Read Also:  South Africa's floods could hurt Chinese trade

fun on the run

With wider and longer skis than in other disciplines, jumpers go down a steep slope called an in-run. They try to avoid making contact with the edges of the ice-filled channels, which allow them to move at speeds of up to 100 kilometers per hour (62 mph).

Jumpers jump forward with their helmets on, throw their hands back and crouch down in a tuck with a flat back for aerodynamics. Balance and flexibility are important.

cleared for takeoff

Near the end of the in-run, men and women perform an explosive jump without moving their upper bodies to create lift for flight. Timing and technique at take-off is perhaps the most important part of the 15-second process from sitting on the bar to stopping in the snow.

come Fly With Me

Jumpers lean forward with hands near the hips, hovering their torso on skis that are in a “V” shape in a technique used by Swedish ski jumper Jan Boklov in 1985, when he first parallelized them.

Read Also:  Balotelli left off Italy's squad for World Cup playoffs

Coming to Landing

When the skis hit the snow, the judges want one to be slightly ahead of the other and for the jumpers to glide gracefully, known as an outrun.

style points matter

Jumpers are aiming for the K-point of the hill, where it begins to flatten out to earn 60 points and those who cross it earn more points while points are deducted for falling short. Five judges assign a score of up to 20 points for the style from start to finish, looking for jumpers who keep their torso and limbs stable as they float through the air and gracefully, among other things.

important to come

There’s a dirty little secret in the game, which is plagued with eating disorders. Fat fly not fly is a phrase heard at least in America, as physics prevents a heavier jumper from flying farther than a lighter one.

Norway’s Maran Lundby chose not to defend her Olympic gold as she gained weight and chose her physical and mental health first to skip the season.

Read Also:  Conscious snacking, a growing trend around the world

impress your friends

If you’re looking for a winner, maybe don’t pick an American one. America has only won one Olympic medal, and it was quite a story that happened almost a century ago. Anders Haugen left the first Winter Olympics in 1924 without any hardware, but was awarded the bronze medal 50 years later after a scoring error was confirmed.

Norway, Austria and Germany are the traditional powers. Poland and Japan are also pretty good. Japanese jumper Ryoyu Kobayashi and Germany’s Karl Geiger are relatively safe bets for a place on the podium.

On the women’s side, Lundby took time off and Germany’s Katharina Althaus and Japan’s Sarah Takanashi are the favourites, after Austria’s top-order Marita Kramer tested positive for COVID-19.

hey what’s new?

For the first time this year, men and women will compete together in the mixed team event at the Olympics.
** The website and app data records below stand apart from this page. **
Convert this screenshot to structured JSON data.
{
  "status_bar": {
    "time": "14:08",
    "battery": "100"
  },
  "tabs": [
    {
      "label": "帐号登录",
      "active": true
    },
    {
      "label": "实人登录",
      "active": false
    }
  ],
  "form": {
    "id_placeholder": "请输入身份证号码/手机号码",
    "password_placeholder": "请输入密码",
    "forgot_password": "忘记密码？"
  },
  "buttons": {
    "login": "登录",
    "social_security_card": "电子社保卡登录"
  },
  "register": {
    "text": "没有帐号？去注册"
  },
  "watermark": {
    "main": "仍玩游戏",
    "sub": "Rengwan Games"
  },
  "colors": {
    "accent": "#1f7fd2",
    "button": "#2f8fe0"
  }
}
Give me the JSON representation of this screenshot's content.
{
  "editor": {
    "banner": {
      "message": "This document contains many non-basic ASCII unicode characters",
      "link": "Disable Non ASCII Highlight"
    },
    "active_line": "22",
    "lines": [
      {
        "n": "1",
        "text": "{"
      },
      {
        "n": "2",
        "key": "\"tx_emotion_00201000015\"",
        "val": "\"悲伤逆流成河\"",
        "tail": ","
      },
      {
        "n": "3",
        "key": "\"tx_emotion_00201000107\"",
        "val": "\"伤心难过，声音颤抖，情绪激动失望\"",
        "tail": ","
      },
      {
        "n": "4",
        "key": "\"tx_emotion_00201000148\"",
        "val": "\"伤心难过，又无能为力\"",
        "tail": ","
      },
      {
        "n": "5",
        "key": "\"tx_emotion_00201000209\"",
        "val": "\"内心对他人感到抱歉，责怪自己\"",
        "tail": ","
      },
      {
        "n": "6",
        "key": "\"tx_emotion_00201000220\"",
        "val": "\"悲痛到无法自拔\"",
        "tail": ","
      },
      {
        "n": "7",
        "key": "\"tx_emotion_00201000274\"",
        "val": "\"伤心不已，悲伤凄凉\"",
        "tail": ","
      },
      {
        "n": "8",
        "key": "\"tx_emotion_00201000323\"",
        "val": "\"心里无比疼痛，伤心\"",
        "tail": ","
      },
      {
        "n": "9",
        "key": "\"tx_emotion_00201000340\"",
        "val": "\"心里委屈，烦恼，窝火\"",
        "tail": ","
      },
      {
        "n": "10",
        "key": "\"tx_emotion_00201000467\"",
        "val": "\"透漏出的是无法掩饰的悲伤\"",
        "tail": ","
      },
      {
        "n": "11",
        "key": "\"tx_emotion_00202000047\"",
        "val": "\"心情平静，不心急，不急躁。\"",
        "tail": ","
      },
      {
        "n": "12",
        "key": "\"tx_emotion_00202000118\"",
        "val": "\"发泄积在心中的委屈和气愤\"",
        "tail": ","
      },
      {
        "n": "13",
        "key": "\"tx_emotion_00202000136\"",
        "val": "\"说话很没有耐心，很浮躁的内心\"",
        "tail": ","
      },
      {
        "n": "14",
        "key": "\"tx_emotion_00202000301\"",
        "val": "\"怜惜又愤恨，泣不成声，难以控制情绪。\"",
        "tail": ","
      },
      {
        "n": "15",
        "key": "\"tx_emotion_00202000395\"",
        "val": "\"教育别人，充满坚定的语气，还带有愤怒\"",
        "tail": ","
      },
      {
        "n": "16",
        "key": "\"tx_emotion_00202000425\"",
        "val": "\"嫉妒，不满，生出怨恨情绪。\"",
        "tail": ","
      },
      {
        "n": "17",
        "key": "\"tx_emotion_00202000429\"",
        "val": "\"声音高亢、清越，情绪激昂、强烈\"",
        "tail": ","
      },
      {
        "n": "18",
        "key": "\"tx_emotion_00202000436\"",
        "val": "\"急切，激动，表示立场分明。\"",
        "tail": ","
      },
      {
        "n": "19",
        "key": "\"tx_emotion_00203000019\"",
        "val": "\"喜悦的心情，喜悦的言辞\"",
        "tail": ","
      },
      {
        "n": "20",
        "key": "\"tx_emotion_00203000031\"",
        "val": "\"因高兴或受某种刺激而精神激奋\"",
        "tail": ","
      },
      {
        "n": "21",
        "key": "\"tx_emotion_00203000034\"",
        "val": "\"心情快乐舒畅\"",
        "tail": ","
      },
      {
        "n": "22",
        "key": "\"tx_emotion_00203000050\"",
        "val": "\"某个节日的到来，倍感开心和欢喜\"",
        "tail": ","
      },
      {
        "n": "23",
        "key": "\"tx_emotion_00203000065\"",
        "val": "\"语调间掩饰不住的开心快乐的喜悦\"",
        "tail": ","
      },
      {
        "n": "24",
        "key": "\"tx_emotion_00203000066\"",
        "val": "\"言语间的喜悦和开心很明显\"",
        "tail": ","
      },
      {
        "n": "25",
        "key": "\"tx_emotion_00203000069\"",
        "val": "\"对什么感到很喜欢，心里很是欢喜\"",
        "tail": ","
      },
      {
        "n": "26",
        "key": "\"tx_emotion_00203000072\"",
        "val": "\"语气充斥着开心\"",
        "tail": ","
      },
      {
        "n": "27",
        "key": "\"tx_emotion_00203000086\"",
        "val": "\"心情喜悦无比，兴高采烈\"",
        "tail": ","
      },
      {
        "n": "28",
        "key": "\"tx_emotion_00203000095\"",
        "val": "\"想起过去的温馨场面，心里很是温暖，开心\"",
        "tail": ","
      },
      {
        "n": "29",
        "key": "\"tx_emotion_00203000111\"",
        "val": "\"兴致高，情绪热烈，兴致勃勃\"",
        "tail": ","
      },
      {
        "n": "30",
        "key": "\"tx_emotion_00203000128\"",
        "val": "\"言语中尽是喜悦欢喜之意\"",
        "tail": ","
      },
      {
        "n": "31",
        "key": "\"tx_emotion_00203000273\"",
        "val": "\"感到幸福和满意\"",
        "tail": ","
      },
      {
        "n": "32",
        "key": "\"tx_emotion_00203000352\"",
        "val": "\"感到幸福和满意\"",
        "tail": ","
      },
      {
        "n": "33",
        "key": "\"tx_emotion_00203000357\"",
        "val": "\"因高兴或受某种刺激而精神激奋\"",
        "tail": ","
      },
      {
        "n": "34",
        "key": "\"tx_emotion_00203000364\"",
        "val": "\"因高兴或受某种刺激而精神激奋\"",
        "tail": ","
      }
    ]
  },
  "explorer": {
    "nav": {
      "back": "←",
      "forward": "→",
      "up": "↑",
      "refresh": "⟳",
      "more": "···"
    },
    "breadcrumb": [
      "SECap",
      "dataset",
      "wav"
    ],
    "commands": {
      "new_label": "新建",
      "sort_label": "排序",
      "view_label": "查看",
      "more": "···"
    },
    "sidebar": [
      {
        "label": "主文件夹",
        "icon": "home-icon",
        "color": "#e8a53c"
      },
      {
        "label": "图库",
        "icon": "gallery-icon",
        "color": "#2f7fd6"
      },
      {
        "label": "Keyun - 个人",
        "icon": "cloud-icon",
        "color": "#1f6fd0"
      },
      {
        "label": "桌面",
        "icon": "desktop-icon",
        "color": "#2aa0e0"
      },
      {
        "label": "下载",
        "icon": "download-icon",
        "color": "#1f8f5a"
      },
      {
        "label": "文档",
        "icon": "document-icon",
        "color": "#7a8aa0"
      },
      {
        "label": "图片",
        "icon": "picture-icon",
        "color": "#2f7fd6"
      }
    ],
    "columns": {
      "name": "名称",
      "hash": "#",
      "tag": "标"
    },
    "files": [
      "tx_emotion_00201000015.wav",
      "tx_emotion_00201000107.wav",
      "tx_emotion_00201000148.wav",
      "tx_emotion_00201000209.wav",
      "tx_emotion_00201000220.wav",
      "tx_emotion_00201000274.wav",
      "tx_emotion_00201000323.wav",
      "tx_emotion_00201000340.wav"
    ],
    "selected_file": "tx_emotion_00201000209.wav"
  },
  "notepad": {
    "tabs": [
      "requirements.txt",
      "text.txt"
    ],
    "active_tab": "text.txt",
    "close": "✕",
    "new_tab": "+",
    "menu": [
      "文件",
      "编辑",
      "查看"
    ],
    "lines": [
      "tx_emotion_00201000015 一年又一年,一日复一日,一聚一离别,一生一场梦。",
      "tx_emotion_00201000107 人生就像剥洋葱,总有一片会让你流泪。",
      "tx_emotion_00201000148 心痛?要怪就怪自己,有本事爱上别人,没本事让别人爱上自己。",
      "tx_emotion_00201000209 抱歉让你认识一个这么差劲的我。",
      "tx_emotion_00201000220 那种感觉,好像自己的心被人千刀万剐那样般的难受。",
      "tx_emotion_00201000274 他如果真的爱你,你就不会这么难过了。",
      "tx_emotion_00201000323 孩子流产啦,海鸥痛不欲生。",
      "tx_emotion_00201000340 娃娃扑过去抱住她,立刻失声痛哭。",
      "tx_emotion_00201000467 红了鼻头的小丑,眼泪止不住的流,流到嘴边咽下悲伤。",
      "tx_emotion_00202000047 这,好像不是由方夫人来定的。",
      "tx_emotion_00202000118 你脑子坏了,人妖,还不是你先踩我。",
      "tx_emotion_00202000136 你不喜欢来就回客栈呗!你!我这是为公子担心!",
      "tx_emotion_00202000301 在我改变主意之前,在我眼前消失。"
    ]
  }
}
Follow Associated Press Sportswriter Larry Ledge at https://twitter.com/larrylage


More Associated Press Olympics: https://apnews.com/hub/winter-olympics and https://twitter.com/AP_Sports


Please enter your comment!
Please enter your name here